2. Christians and Krishnan Hindus may be said to worship the first person through a second person, i.e. the experiential Universe or "Universal” Absolute Supreme Being (Allsoul or Supersoul), called Son/Christ or Vishnu/Krishna; represented by Michael (Supreme Archangel), Jesus (teacher and savior of souls), and others. The Allsoul is that gestalt of personal human consciousness, which we expect will be the "body of Christ" (Mahdi, Messiah, Kalki or Maitreya) in the second coming – personified in history by Muhammad, Jesus Christ, Buddha (9th incarnation of Vishnu), and others.

3. Shaivite Hindus, Buddhists, and Confucian-Taoists seem to venerate the synthesis of the first and second persons in a third person or appearance, ie. the Destiny Consummator of ultimate reality – unqualified Nirvana consciousness – associative Tao of All That Is – the absonite* Unconditioned Absolute Spirit “Synthesis of Source and Synthesis,”** who/which is logically expected to be Allah/Abba/Brahma glorified in and by union with the Supreme Being – represented in religions by Gabriel, Michael, and other Archangels, Mahadevas, Spiritpersons, etc., who may be included within the mysterious Holy Ghost.

Other strains of religion seem to be psychological variations on the third person, or possibly combinations and permutations of the members of the Trinity – all just different personality perspectives on the Same God. Taken together, the world’s major religions give us at least two insights into the first person of this thrice-personal One God, two perceptions of the second person, and at least three glimpses of the third.

* The ever-mysterious Holy Ghost or Unconditioned Spirit is neither absolutely infinite, nor absolutely finite, but absonite; meaning neither existential nor experiential, but their ultimate consummation; neither fully ideal nor totally real, but a middle path and grand synthesis of the superconscious and the conscious, in consciousness of the unconscious.

** This conception is so strong because somewhat as the Absonite Spirit is a synthesis of the spirit of the Absolute and the spirit of the Supreme, so it would seem that the evolving Supreme Being may himself also be a synthesis or “gestalt” of humanity with itself, in an Almighty Universe Allperson or Supersoul. Thus ultimately, the Absonite is their Unconditioned Absolute Coordinate Identity – the Spirit Synthesis of Source and Synthesis – the metaphysical Destiny Consummator of All That Is.

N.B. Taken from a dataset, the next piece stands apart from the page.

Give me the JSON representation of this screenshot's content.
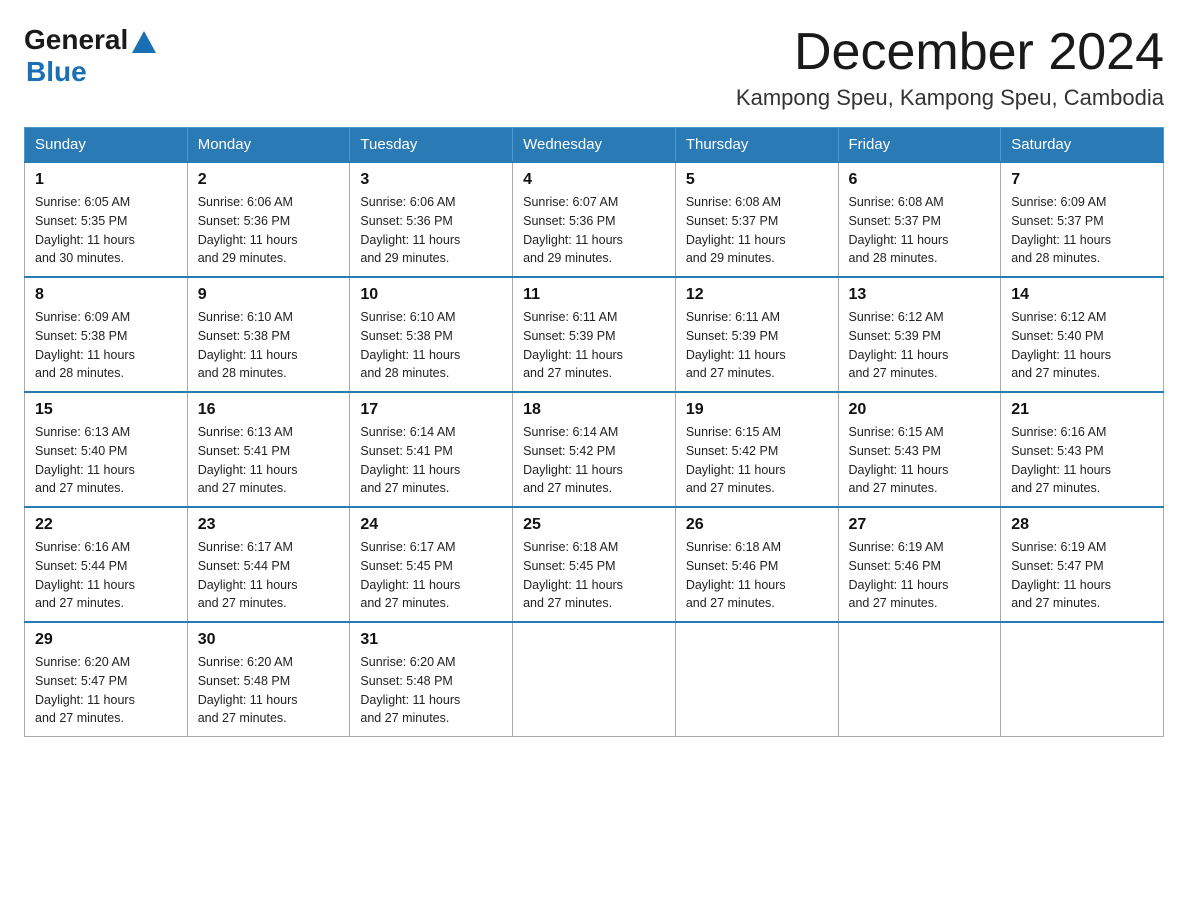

For more details, please see: www.religiouspluralism.ca

Samuel Stuart Maynes